While we have absolutely no hard data to back this up our impression has always been that the majority of fires in heat treat departments start in furnace ducting-such was the case at captive heat treater Acument Global in Michigan, USA this past week; “First responders were sent to a fire at Acument Global Technologies, located at 4160 E. Baldwin Road in Grand Blanc Township. Crews arrived on the scene early Tuesday morning, Aug. 20. Police on the scene said one of the ventilation stacks caught fire, however, its fire suppression system did activate. Employees were evacuated out of the building.”

Well if you didn’t believe us about most fires starting in ducting, this might convince you: “No one was injured in a fire that happened at 11:34 a.m. Friday atStyberg Engineering in Racine, WI, USA. The fire started from heat treat processing in the northeast corner of the building, according to a press release by the Racine Fire Department. Fire and rescue crews responded to a report of a “fire in a pipe.” When they arrived on the scene, employees directed them to the fire. They had managed to keep the fire in the heat treat ventilation system and evacuated the area. Firefighters inspected and extinguished the remaining fire on the roof. This shut down the system until the company can make repairs.”

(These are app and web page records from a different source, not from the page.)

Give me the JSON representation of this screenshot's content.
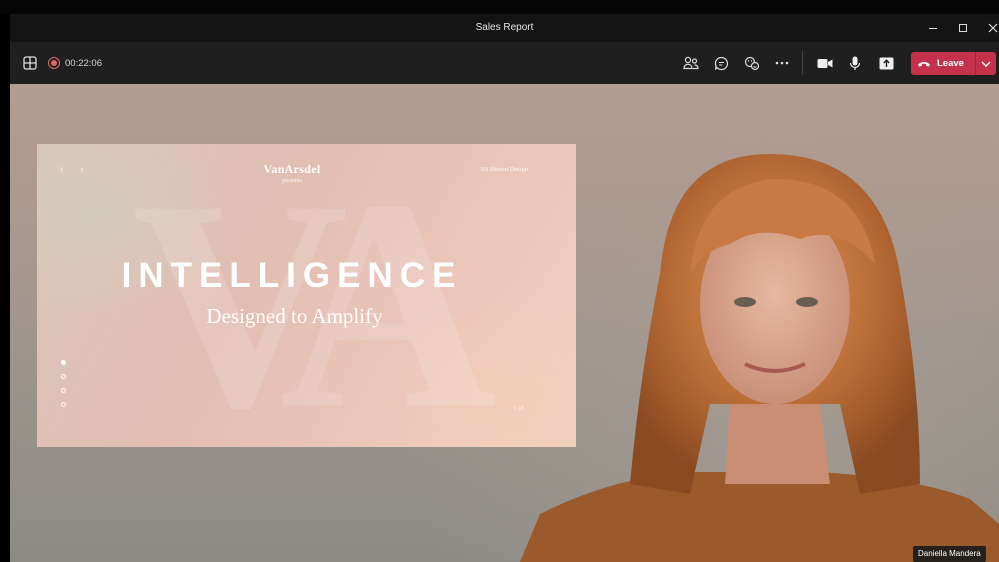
{
  "window": {
    "title": "Sales Report"
  },
  "toolbar": {
    "recording_time": "00:22:06",
    "leave_label": "Leave",
    "icons": [
      "layout-grid-icon",
      "recording-icon",
      "people-icon",
      "chat-icon",
      "reactions-icon",
      "more-icon",
      "camera-icon",
      "mic-icon",
      "share-icon",
      "phone-hangup-icon",
      "chevron-down-icon"
    ]
  },
  "slide": {
    "logo": "VanArsdel",
    "logo_sub": "presents",
    "corner_text": "VA Shared Design",
    "title": "INTELLIGENCE",
    "subtitle": "Designed to Amplify",
    "page": "1 of",
    "dots_count": 4,
    "active_dot": 1
  },
  "participant": {
    "name": "Daniella Mandera"
  },
  "colors": {
    "leave_button": "#c4314b",
    "titlebar": "#141414",
    "toolbar": "#1f1f1f",
    "recording": "#e06a6a"
  }
}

If you still need convincing here are two more examples, both were also last week.  Michigan Metal Coating we are not familiar with but ALD we know quite well as one of the most impressive commercial shops we have visited and also one of the largest in North America ( “Local firefighters responded to two fires simultaneously Wednesday night in the Port Huron Industrial Park, but Port Huron Fire Chief Corey Nicholson said they’re likely unrelated. Sometime around 6:15 p.m., Nicholson said Port Huron firefighters responded to what was initially an alarm for a general smoke investigation at Michigan Metal Coating, 2015 Dove St. when crews soon noticed a fire nearby at ALD Thermal Treatment, 2656 24th St. By 7:30 p.m., both fires were out. A Port Huron firefighter showing signs of heat exhaustion was transported to McLaren Port Huron for evaluation, Nicholson said. Nicholson said they believe the ALD incident was caused by the failure of a component in an exhaust unit, spurring some component and roofing material to catch fire. That scene wrapped up shortly after 6:30 p.m. The other fire at Michigan Metal Coating, he said, is believed to have been caused by the build up of manufacturer by-product in the facility’s ductwork.” 

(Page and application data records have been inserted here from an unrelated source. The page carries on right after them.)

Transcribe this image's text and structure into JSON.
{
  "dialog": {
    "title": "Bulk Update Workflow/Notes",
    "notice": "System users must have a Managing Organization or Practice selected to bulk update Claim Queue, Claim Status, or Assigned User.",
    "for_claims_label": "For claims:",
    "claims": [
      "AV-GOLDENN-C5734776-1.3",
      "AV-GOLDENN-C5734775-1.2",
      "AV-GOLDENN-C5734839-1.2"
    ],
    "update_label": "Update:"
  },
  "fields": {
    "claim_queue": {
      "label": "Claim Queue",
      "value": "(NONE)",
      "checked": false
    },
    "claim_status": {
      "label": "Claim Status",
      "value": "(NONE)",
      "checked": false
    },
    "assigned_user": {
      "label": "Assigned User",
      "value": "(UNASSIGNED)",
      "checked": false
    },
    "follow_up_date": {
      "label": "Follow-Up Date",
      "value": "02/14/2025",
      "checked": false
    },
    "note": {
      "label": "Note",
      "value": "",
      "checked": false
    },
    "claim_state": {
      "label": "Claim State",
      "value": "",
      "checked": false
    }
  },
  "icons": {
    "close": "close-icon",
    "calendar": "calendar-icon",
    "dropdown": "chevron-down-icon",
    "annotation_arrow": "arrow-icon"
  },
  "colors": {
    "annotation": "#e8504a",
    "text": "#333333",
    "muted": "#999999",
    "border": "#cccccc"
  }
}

HK2019-75 the big German heat treat exhibition in Cologne, Germany is rapidly approaching (October 22-24th to be exact) and it looks to be almost sold out for exhibitors as you can see on this floorplan; By the way if you look at the list of exhibitors you will find that the majority are European suppliers with a growing presence of Asian and North American companies.  Furnace manufacturer Ipsen in Rockford, IL must be doing well these days-every time we turn around we hear about another new hire. The most recent is a fellow by the name of Phil Teeter who just joined the company as Electrical Solutions Manager which we believe is basically technical sales. Interestingly enough while Phil appears to have a lot of experience it also appears that he is new to the heat treating industry. Speaking of Ipsen it looks like a fellow by the name of Akihiro Horita recently was promoted to Product Marketing Manager for the company.

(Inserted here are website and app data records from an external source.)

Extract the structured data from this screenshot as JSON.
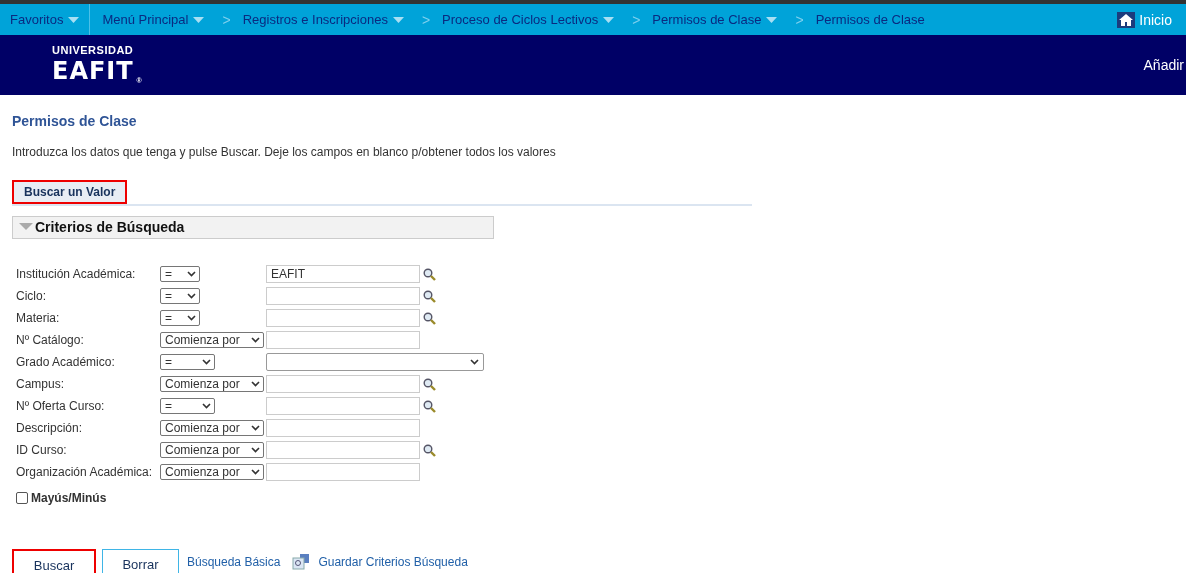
{
  "nav": {
    "items": [
      {
        "label": "Favoritos",
        "dropdown": true,
        "divider": false
      },
      {
        "label": "Menú Principal",
        "dropdown": true,
        "divider": true
      },
      {
        "label": "Registros e Inscripciones",
        "dropdown": true,
        "divider": false,
        "separator": ">"
      },
      {
        "label": "Proceso de Ciclos Lectivos",
        "dropdown": true,
        "divider": false,
        "separator": ">"
      },
      {
        "label": "Permisos de Clase",
        "dropdown": true,
        "divider": false,
        "separator": ">"
      },
      {
        "label": "Permisos de Clase",
        "dropdown": false,
        "divider": false,
        "separator": ">"
      }
    ],
    "home": "Inicio"
  },
  "banner": {
    "logo_top": "UNIVERSIDAD",
    "logo_main": "EAFIT",
    "logo_mark": "®",
    "action": "Añadir"
  },
  "page": {
    "title": "Permisos de Clase",
    "instructions": "Introduzca los datos que tenga y pulse Buscar. Deje los campos en blanco p/obtener todos los valores"
  },
  "tab": {
    "label": "Buscar un Valor",
    "selected": true,
    "highlighted": true
  },
  "section": {
    "title": "Criterios de Búsqueda",
    "expanded": true
  },
  "criteria": [
    {
      "label": "Institución Académica:",
      "operator": {
        "value": "=",
        "kind": "short"
      },
      "kind": "text",
      "value": "EAFIT",
      "lookup": true
    },
    {
      "label": "Ciclo:",
      "operator": {
        "value": "=",
        "kind": "short"
      },
      "kind": "text",
      "lookup": true
    },
    {
      "label": "Materia:",
      "operator": {
        "value": "=",
        "kind": "short"
      },
      "kind": "text",
      "lookup": true
    },
    {
      "label": "Nº Catálogo:",
      "operator": {
        "value": "Comienza por",
        "kind": "wide"
      },
      "kind": "text",
      "lookup": false
    },
    {
      "label": "Grado Académico:",
      "operator": {
        "value": "=",
        "kind": "medium"
      },
      "kind": "select",
      "lookup": false
    },
    {
      "label": "Campus:",
      "operator": {
        "value": "Comienza por",
        "kind": "wide"
      },
      "kind": "text",
      "lookup": true
    },
    {
      "label": "Nº Oferta Curso:",
      "operator": {
        "value": "=",
        "kind": "medium"
      },
      "kind": "text",
      "lookup": true
    },
    {
      "label": "Descripción:",
      "operator": {
        "value": "Comienza por",
        "kind": "wide"
      },
      "kind": "text",
      "lookup": false
    },
    {
      "label": "ID Curso:",
      "operator": {
        "value": "Comienza por",
        "kind": "wide"
      },
      "kind": "text",
      "lookup": true
    },
    {
      "label": "Organización Académica:",
      "operator": {
        "value": "Comienza por",
        "kind": "wide"
      },
      "kind": "text",
      "lookup": false
    }
  ],
  "case_sensitive": {
    "label": "Mayús/Minús",
    "checked": false
  },
  "buttons": [
    {
      "label": "Buscar",
      "highlighted": true
    },
    {
      "label": "Borrar",
      "highlighted": false
    }
  ],
  "links": [
    {
      "label": "Búsqueda Básica",
      "icon": false
    },
    {
      "label": "Guardar Criterios Búsqueda",
      "icon": true
    }
  ]
}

WG Montgomery Ltd., (The Monty) has now been involved in the worldwide heat treating industry for exactly 50 years and over this period we have accumulated a substantial number of photographs of various heat treats around the world-we always need to remind ourselves to share them. This photo actually has a very tragic story behind it. It was taken in Venezuela back in 2006 and in the background you can clearly see a 6 bar vacuum furnace. This furnace was moved to another location and reinstalled, however 1 year later something caused the pressure in the furnace to build up blowing the door off the front of the furnace and killing two people. It was a terrible tragedy and it demonstrates yet again that safety always has to be front and centre in the heat treatment industry.

And to round things out we have this photo which we took 2 years back in Johannesburg, South Africa. What you are looking at is Harchris Heat Treatment one of the largest commercial heat treaters in the country, processing what is for them a fairly typical part. And that concludes our Monday Morning Briefing for August 26, 2019.